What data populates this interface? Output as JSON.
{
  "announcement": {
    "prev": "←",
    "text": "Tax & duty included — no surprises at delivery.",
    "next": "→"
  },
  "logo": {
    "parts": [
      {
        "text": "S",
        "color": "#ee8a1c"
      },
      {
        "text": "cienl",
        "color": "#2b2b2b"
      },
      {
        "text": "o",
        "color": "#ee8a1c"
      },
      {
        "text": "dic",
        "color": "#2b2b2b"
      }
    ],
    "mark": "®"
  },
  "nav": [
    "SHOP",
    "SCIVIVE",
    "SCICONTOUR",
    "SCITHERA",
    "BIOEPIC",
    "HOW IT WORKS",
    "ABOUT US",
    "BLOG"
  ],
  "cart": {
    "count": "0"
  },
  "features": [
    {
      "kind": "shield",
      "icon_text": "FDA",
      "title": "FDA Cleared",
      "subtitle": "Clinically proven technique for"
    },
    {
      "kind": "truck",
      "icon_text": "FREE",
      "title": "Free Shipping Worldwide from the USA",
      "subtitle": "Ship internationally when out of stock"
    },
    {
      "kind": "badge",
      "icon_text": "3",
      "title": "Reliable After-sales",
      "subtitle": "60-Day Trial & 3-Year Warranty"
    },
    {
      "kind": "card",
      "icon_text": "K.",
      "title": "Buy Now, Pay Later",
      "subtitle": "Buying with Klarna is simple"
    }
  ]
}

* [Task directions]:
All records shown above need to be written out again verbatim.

* [Finished exercise]:
What data populates this interface? Output as JSON.
{
  "announcement": {
    "prev": "←",
    "text": "Tax & duty included — no surprises at delivery.",
    "next": "→"
  },
  "logo": {
    "parts": [
      {
        "text": "S",
        "color": "#ee8a1c"
      },
      {
        "text": "cienl",
        "color": "#2b2b2b"
      },
      {
        "text": "o",
        "color": "#ee8a1c"
      },
      {
        "text": "dic",
        "color": "#2b2b2b"
      }
    ],
    "mark": "®"
  },
  "nav": [
    "SHOP",
    "SCIVIVE",
    "SCICONTOUR",
    "SCITHERA",
    "BIOEPIC",
    "HOW IT WORKS",
    "ABOUT US",
    "BLOG"
  ],
  "cart": {
    "count": "0"
  },
  "features": [
    {
      "kind": "shield",
      "icon_text": "FDA",
      "title": "FDA Cleared",
      "subtitle": "Clinically proven technique for"
    },
    {
      "kind": "truck",
      "icon_text": "FREE",
      "title": "Free Shipping Worldwide from the USA",
      "subtitle": "Ship internationally when out of stock"
    },
    {
      "kind": "badge",
      "icon_text": "3",
      "title": "Reliable After-sales",
      "subtitle": "60-Day Trial & 3-Year Warranty"
    },
    {
      "kind": "card",
      "icon_text": "K.",
      "title": "Buy Now, Pay Later",
      "subtitle": "Buying with Klarna is simple"
    }
  ]
}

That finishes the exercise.